He added Geary had previous convictions for larceny, forgery, theft and burglary.
He agreed with Hugh Hartnett SC, defending, that Geary had been treated for depression in the two years before the murders.
Alicia Brough’s mother, Maria Dempsey, then entered the witness box to deliver her family’s victim impact statements. She said they had received their daughter’s ashes on her 21st birthday.
“Losing a child/sibling at the hand of another was devastating, and since her death our family’s lives have been changed for the worse - our children’s innocence has been lost,” she said.
She said she was pregnant when her daughter died and that what should have been a joyous time was a time of grief.
She said she was not able to be the parent to her other children that she wanted to be.
“On one hand I have wanted to be there for my children in the way I had always been. On the other hand I have wanted to escape the reality of my situation to enable me to manage the pain and loss I have felt,” she said.
She said she and her husband, Paul Dempsey, had provided their family with values that promoted compassion, love and honesty.

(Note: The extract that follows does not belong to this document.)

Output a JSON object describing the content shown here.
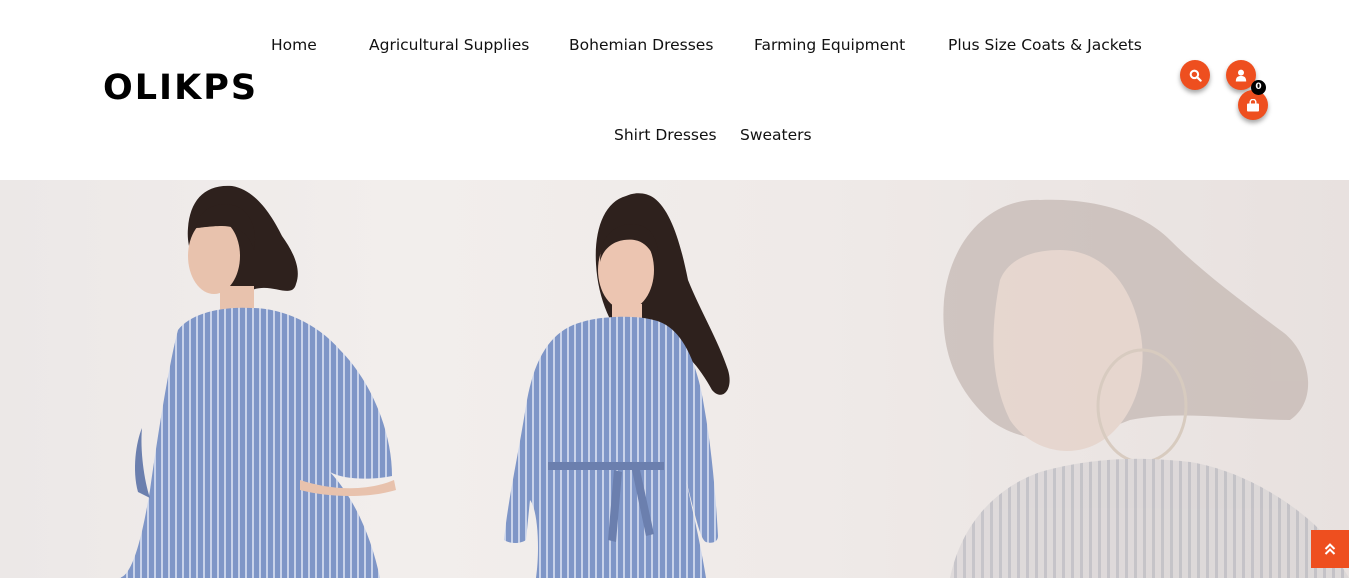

“As a family we are grieving the loss of not only Alicia, but also the loss of peace and innocence, which we have endeavoured as parents to provide to our children,” she said before also reading statements written by her husband and Alicia’s siblings.
Sarah Hines’s stepfather, Peter Rolfe, said the impact of the murders had been catastrophic and that he would never want another family to go through what his had endured.
“She was our family’s only girl,” he said through tears. “Reece and Amy were our only grandchildren.”
“Their deaths have left me scarred,” he continued.
“I picture her trying to protect her baby,” he said of Ms Hines.
He said he would always feel guilty for introducing her to Geary, suggesting that, had he not, all four would still be alive.
Ms Hines’s godmother, Lou O’Rourke, read a statement on behalf of the dead woman’s mother, Abina Ring, who said that her daughter was the glue that kept the family together.
“The callous murder has had a devastating effect on us,” she said. “We will be forever haunted.”
She said that she had a heart attack late last month following a meeting with gardaí in which she learned the extent of the injuries. She had surgery and will be on medication for the rest of her life.
“The longer the distance from the day of the crime, the harder it gets,” she concluded.
Statements were also read on behalf of Sarah’s brothers, one of whom asked how anyone could be so heartless to kill two young, defenceless children.
Mr Hartnett said his client wished to express his remorse and read a note in which Geary acknowledged destroying two families’ lives.
“I can’t turn back what happened,” he wrote before saying he was truly, deeply very sorry for killing his ‘beautiful daughter’ and the three other victims.
Mr Justice Paul Carney sentenced Geary to the mandatory penalty of life imprisonment on each count. He said that if he endeavoured to make any of those sentences consecutive, another court would set that aside, so he ordered that all four sentences would run concurrently.
“I have no power to specify a minimum term to be served,” he explained.
Geary showed no emotion during the hearing or sentencing, before being led away to begin his life sentence.
Members of both families spoke briefly outside the court to thank the authorities and ask for privacy.